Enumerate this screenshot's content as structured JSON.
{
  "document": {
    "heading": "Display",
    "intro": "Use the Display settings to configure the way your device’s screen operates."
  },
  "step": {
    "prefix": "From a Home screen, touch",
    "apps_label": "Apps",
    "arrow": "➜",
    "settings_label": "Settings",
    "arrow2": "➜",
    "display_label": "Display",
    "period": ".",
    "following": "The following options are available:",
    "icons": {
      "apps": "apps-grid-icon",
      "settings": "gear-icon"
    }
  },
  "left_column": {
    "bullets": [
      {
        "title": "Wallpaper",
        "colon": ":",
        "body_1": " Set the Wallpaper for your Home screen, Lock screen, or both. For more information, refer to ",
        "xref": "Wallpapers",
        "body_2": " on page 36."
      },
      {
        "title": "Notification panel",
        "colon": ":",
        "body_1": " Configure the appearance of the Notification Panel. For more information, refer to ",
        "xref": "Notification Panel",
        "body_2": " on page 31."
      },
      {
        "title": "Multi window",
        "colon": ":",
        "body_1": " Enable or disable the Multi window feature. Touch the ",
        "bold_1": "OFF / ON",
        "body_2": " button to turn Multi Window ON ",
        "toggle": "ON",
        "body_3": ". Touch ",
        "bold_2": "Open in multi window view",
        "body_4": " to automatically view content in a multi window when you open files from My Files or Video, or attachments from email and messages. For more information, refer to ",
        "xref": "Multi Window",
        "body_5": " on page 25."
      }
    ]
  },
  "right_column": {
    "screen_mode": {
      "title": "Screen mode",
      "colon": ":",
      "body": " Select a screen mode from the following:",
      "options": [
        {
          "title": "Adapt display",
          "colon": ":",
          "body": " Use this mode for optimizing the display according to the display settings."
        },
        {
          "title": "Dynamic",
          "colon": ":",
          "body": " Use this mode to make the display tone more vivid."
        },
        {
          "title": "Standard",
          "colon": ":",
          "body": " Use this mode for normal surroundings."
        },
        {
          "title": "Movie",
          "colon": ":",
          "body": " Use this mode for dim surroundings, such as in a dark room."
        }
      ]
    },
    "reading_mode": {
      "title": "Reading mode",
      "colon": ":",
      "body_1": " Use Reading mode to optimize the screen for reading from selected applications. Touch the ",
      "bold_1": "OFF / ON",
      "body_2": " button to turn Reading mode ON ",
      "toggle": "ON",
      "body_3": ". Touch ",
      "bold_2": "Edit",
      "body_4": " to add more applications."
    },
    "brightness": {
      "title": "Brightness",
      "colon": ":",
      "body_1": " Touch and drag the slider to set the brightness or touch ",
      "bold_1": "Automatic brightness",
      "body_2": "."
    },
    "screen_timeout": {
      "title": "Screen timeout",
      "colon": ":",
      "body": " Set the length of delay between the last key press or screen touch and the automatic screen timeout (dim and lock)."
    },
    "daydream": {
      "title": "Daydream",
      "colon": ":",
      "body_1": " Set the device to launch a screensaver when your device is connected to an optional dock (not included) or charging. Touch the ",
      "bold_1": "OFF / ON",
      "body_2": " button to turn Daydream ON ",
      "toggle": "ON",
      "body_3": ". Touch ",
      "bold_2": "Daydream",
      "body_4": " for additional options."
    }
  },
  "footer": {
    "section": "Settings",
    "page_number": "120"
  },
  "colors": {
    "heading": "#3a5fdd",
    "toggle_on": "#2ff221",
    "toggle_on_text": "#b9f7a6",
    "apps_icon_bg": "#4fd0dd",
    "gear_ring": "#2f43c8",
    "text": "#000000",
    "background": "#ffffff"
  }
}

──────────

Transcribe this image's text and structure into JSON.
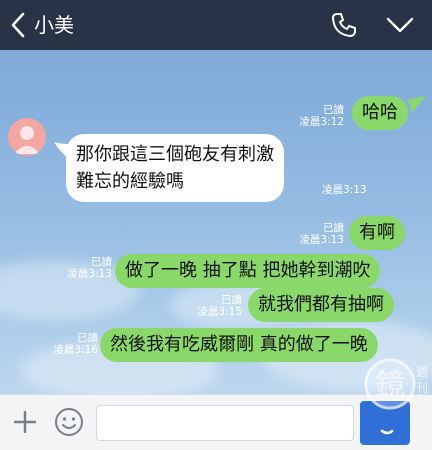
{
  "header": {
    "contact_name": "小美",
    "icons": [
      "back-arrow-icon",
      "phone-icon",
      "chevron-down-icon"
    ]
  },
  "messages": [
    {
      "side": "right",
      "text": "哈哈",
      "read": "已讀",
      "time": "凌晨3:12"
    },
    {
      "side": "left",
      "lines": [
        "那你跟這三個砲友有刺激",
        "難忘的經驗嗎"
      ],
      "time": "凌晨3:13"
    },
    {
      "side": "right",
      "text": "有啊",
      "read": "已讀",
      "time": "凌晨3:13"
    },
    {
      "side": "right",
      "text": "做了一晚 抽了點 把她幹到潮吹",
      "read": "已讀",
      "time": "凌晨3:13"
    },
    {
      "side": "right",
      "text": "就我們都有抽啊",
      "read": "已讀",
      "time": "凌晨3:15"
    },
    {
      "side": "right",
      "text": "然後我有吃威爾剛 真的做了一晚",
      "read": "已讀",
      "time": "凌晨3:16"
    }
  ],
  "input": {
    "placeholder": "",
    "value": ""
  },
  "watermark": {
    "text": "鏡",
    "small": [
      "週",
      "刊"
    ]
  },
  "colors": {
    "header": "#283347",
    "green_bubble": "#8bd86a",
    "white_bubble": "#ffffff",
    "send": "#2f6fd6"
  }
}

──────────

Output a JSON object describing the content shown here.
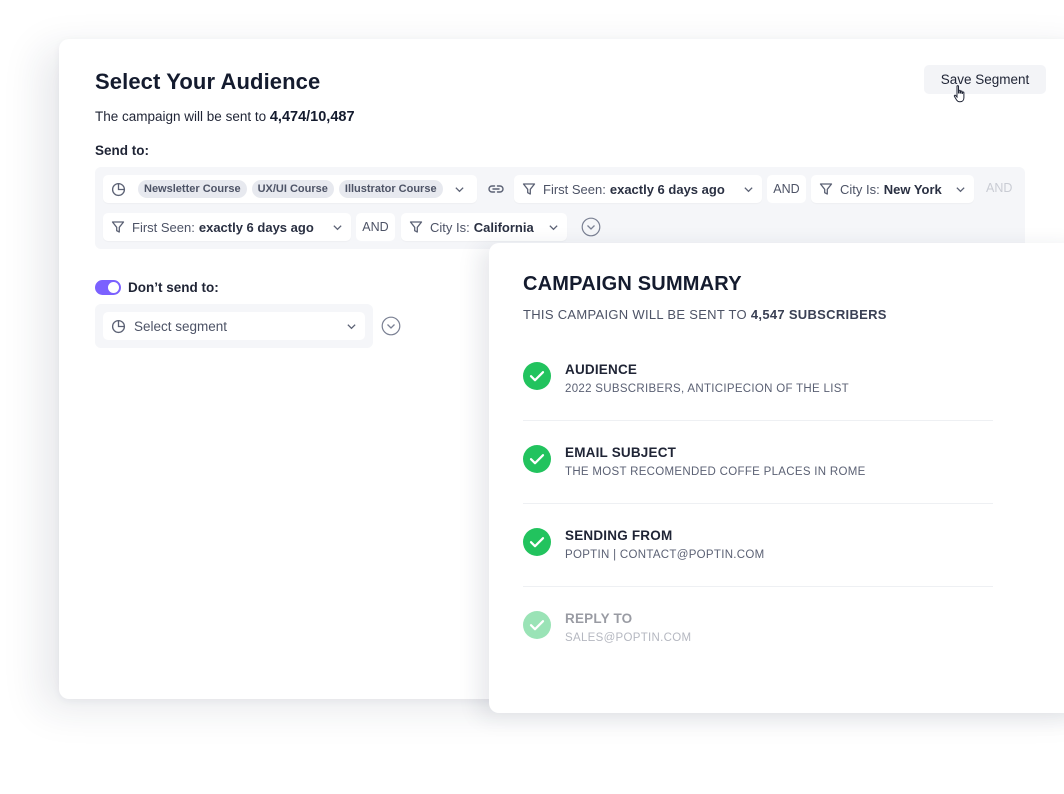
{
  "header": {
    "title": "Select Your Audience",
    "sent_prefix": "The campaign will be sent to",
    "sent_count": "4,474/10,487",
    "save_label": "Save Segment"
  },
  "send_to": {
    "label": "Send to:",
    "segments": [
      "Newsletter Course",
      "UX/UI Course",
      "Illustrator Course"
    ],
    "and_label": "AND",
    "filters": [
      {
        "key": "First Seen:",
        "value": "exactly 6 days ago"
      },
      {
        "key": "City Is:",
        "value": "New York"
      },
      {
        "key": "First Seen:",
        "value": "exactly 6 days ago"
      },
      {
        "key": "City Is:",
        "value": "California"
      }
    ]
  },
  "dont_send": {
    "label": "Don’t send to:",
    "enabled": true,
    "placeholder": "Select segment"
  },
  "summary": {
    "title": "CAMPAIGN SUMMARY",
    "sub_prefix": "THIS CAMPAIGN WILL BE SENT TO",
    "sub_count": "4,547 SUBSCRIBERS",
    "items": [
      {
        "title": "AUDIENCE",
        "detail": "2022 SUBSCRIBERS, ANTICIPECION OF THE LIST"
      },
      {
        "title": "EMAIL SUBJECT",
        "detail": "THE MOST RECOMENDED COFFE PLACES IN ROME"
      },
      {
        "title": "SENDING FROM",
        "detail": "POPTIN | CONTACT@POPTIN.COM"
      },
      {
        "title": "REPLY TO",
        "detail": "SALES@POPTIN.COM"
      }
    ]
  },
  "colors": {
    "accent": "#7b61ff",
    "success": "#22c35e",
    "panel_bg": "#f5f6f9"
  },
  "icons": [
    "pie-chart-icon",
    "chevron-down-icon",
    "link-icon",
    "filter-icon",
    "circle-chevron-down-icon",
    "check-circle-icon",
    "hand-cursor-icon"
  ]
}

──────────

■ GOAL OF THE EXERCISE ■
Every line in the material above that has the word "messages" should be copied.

■ TASK OUTPUT ■
        "body_4": " to automatically view content in a multi window when you open files from My Files or Video, or attachments from email and messages. For more information, refer to ",
  "messages": [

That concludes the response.